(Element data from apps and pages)
☆ ☆ ☆ ☆ ☆ ☆ ☆
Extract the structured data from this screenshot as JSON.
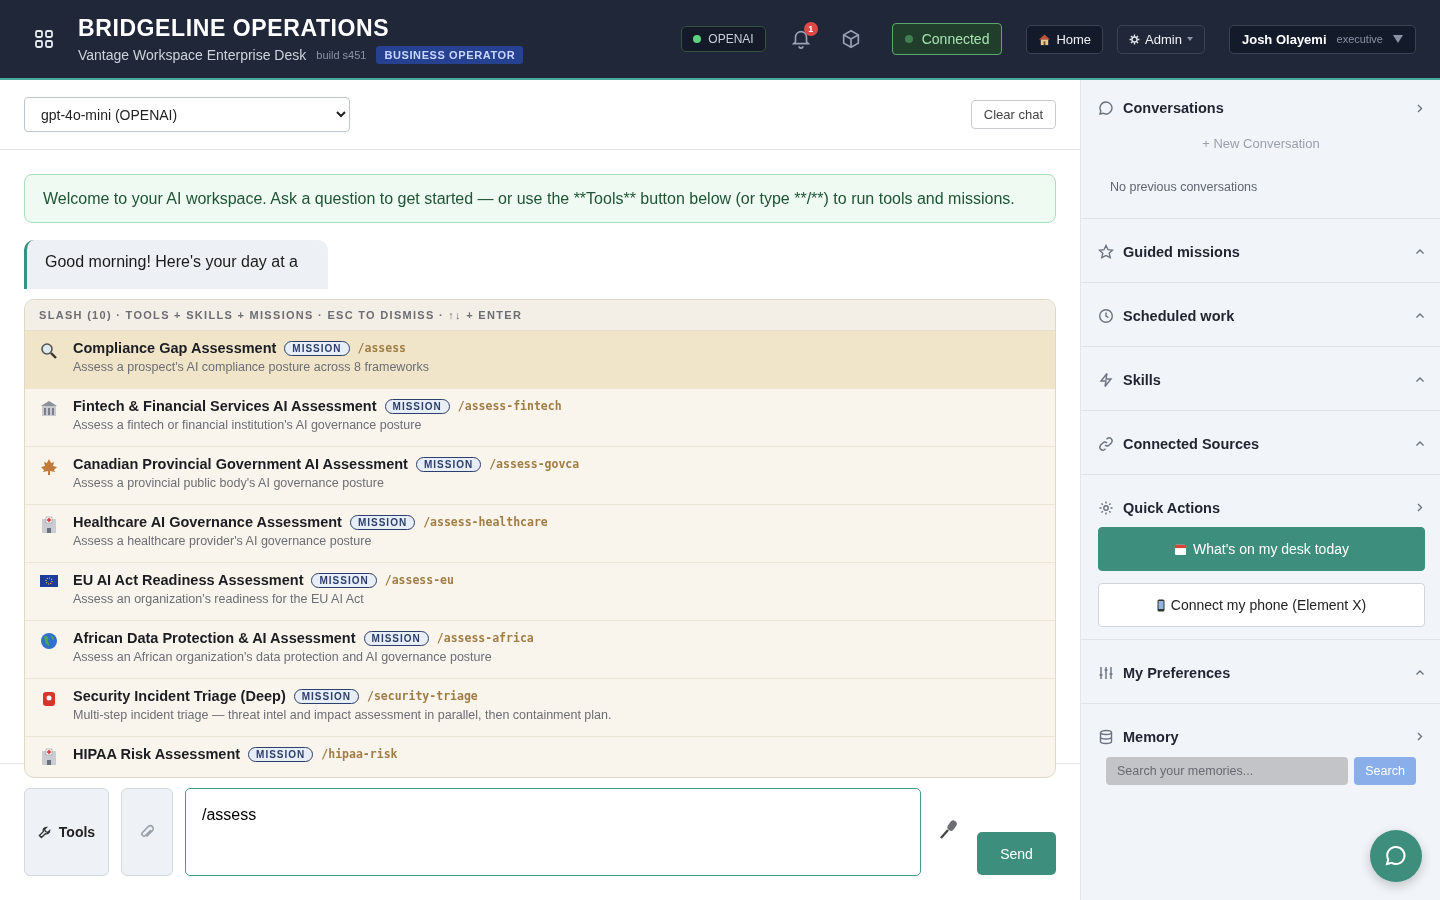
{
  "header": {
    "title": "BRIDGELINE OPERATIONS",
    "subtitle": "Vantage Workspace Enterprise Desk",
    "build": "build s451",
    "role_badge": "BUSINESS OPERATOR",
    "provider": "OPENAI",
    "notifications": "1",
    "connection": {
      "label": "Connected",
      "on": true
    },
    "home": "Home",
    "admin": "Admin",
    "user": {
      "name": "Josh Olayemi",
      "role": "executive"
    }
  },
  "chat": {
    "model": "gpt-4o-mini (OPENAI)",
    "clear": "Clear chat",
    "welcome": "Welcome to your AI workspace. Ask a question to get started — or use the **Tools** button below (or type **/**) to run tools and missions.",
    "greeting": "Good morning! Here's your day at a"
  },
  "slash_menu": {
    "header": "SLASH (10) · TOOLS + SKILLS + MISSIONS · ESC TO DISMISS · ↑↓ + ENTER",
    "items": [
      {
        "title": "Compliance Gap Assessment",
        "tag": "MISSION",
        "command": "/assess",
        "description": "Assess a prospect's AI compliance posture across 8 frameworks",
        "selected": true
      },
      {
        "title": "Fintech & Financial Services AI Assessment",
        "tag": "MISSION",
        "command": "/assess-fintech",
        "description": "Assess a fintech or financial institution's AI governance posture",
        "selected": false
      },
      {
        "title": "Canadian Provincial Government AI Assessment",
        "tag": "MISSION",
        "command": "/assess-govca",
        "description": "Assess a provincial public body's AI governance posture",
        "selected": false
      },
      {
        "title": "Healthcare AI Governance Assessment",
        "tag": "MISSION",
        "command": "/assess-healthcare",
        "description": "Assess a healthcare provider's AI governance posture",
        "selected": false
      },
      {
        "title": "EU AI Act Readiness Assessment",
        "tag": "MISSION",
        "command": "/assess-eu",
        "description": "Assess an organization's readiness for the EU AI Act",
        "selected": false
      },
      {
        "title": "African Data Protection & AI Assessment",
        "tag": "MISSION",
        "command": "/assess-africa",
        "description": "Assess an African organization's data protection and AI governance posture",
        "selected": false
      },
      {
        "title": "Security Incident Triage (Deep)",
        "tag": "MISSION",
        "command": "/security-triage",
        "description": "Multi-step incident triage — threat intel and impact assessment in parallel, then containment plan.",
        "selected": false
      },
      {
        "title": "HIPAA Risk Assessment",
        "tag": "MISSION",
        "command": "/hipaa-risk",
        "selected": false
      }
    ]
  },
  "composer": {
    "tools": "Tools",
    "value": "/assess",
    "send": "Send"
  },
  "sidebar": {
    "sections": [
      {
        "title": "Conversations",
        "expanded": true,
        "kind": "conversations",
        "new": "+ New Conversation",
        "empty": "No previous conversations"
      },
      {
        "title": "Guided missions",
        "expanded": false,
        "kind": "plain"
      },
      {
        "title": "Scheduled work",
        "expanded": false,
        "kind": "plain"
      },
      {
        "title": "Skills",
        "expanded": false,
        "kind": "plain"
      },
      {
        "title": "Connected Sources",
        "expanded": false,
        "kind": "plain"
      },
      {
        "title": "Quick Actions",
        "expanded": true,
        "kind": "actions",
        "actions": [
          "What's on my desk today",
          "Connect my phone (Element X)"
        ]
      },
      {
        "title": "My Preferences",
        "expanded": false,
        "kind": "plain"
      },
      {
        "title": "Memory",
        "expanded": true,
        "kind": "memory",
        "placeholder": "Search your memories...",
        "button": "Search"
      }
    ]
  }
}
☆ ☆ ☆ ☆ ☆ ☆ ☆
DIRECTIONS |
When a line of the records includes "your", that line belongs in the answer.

SOLUTION TO THE PROBLEM |
    "welcome": "Welcome to your AI workspace. Ask a question to get started — or use the **Tools** button below (or type **/**) to run tools and missions.",
    "greeting": "Good morning! Here's your day at a"
        "placeholder": "Search your memories...",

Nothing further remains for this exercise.